GOAL OF THE EXERCISE:
With the pictures removed, set down all of the entries below exactly.

EXERCISE DATA:

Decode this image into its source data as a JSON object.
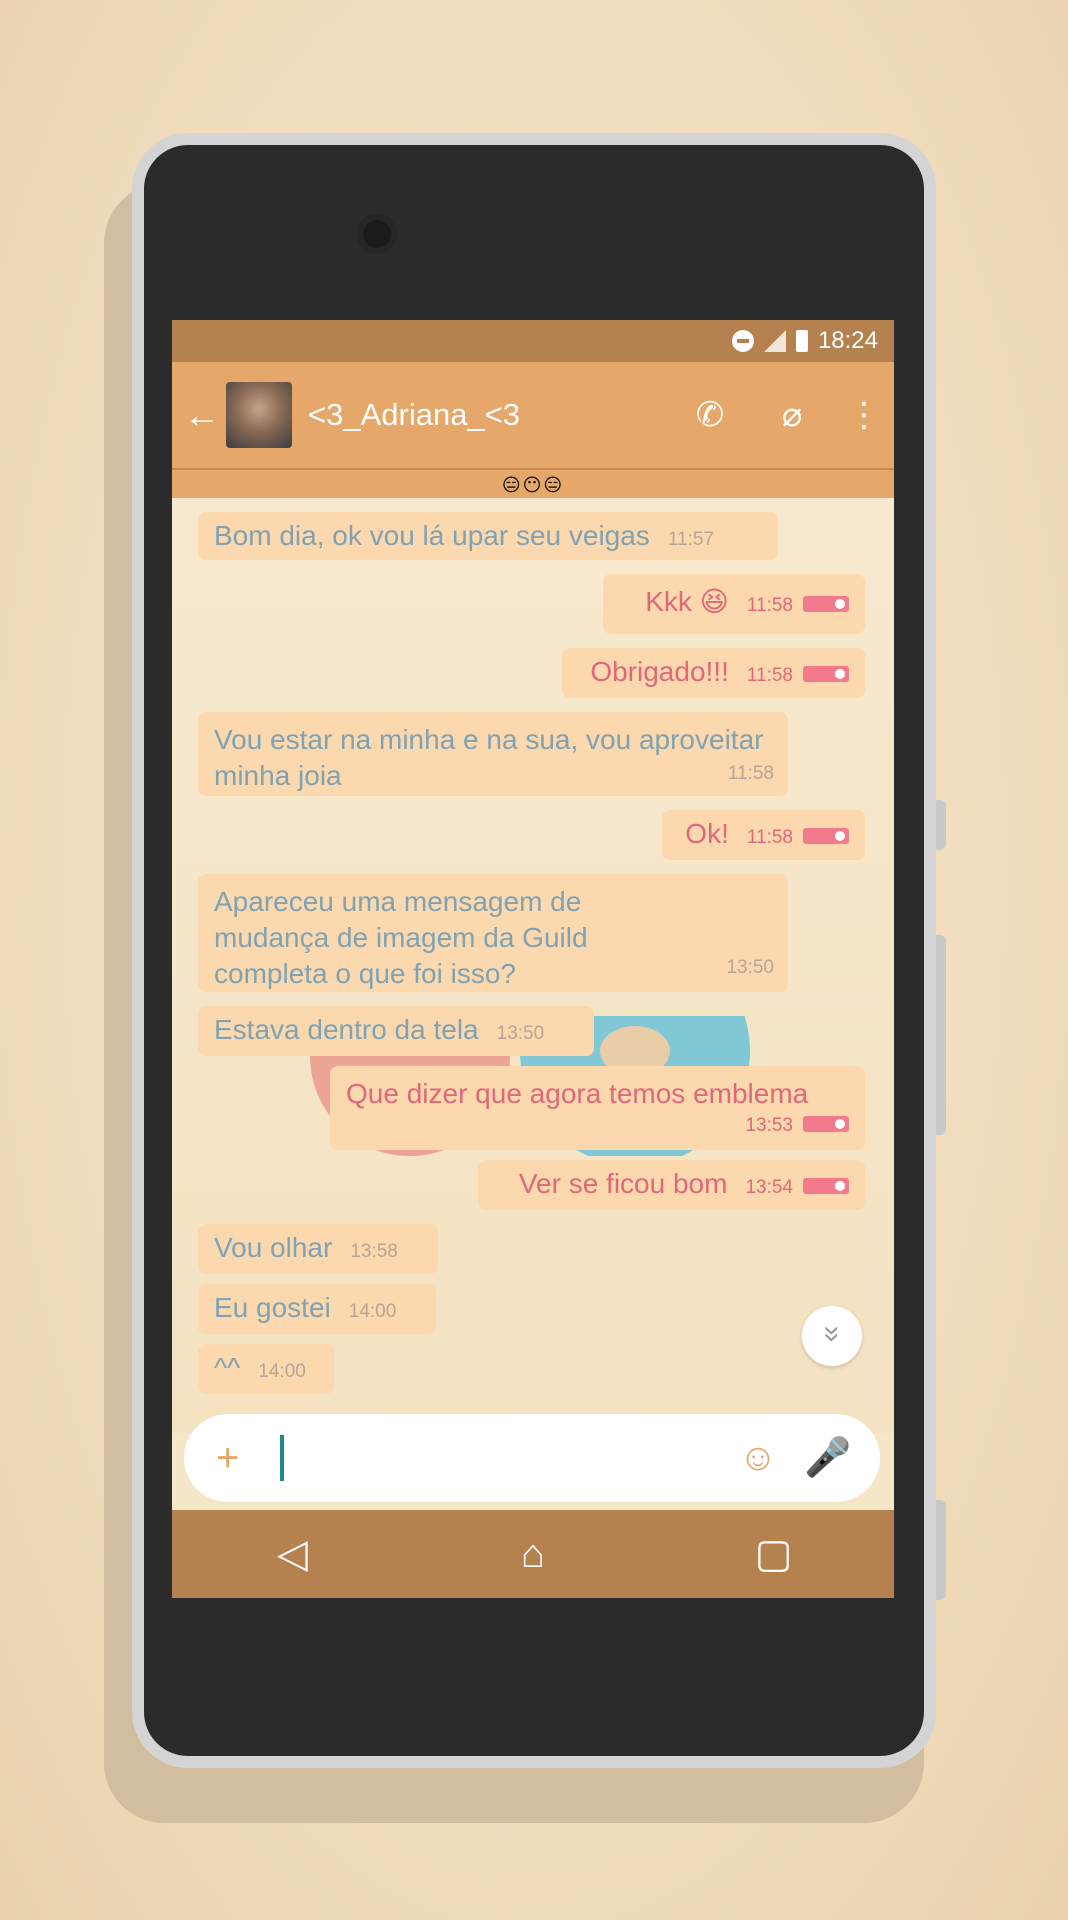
{
  "status_bar": {
    "time": "18:24"
  },
  "header": {
    "contact_name": "<3_Adriana_<3"
  },
  "status_strip": "😑😶😑",
  "messages": [
    {
      "side": "in",
      "text": "Bom dia, ok vou lá  upar seu veigas",
      "time": "11:57"
    },
    {
      "side": "out",
      "text": "Kkk 😆",
      "time": "11:58"
    },
    {
      "side": "out",
      "text": "Obrigado!!!",
      "time": "11:58"
    },
    {
      "side": "in",
      "text": "Vou estar na minha e na sua, vou aproveitar minha joia",
      "time": "11:58"
    },
    {
      "side": "out",
      "text": "Ok!",
      "time": "11:58"
    },
    {
      "side": "in",
      "text": "Apareceu uma mensagem de mudança de imagem da Guild completa o que foi isso?",
      "time": "13:50"
    },
    {
      "side": "in",
      "text": "Estava dentro da tela",
      "time": "13:50"
    },
    {
      "side": "out",
      "text": "Que dizer que agora temos emblema",
      "time": "13:53"
    },
    {
      "side": "out",
      "text": "Ver se ficou bom",
      "time": "13:54"
    },
    {
      "side": "in",
      "text": "Vou olhar",
      "time": "13:58"
    },
    {
      "side": "in",
      "text": "Eu gostei",
      "time": "14:00"
    },
    {
      "side": "in",
      "text": "^^",
      "time": "14:00"
    }
  ],
  "composer": {
    "placeholder": ""
  },
  "icons": {
    "back": "←",
    "call": "✆",
    "attach": "⌀",
    "menu": "⋮",
    "plus": "+",
    "emoji": "☺",
    "mic": "🎤",
    "scroll_down": "»",
    "nav_back": "◁",
    "nav_home": "⌂",
    "nav_recents": "▢"
  },
  "colors": {
    "appbar": "#e5a86a",
    "statusbar": "#b5814f",
    "bubble": "#fbd8ad",
    "incoming_text": "#7fa3b4",
    "outgoing_text": "#e0687a"
  }
}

TASK RESULT:
Decode this image into its source data as a JSON object.
{
  "status_bar": {
    "time": "18:24"
  },
  "header": {
    "contact_name": "<3_Adriana_<3"
  },
  "status_strip": "😑😶😑",
  "messages": [
    {
      "side": "in",
      "text": "Bom dia, ok vou lá  upar seu veigas",
      "time": "11:57"
    },
    {
      "side": "out",
      "text": "Kkk 😆",
      "time": "11:58"
    },
    {
      "side": "out",
      "text": "Obrigado!!!",
      "time": "11:58"
    },
    {
      "side": "in",
      "text": "Vou estar na minha e na sua, vou aproveitar minha joia",
      "time": "11:58"
    },
    {
      "side": "out",
      "text": "Ok!",
      "time": "11:58"
    },
    {
      "side": "in",
      "text": "Apareceu uma mensagem de mudança de imagem da Guild completa o que foi isso?",
      "time": "13:50"
    },
    {
      "side": "in",
      "text": "Estava dentro da tela",
      "time": "13:50"
    },
    {
      "side": "out",
      "text": "Que dizer que agora temos emblema",
      "time": "13:53"
    },
    {
      "side": "out",
      "text": "Ver se ficou bom",
      "time": "13:54"
    },
    {
      "side": "in",
      "text": "Vou olhar",
      "time": "13:58"
    },
    {
      "side": "in",
      "text": "Eu gostei",
      "time": "14:00"
    },
    {
      "side": "in",
      "text": "^^",
      "time": "14:00"
    }
  ],
  "composer": {
    "placeholder": ""
  },
  "icons": {
    "back": "←",
    "call": "✆",
    "attach": "⌀",
    "menu": "⋮",
    "plus": "+",
    "emoji": "☺",
    "mic": "🎤",
    "scroll_down": "»",
    "nav_back": "◁",
    "nav_home": "⌂",
    "nav_recents": "▢"
  },
  "colors": {
    "appbar": "#e5a86a",
    "statusbar": "#b5814f",
    "bubble": "#fbd8ad",
    "incoming_text": "#7fa3b4",
    "outgoing_text": "#e0687a"
  }
}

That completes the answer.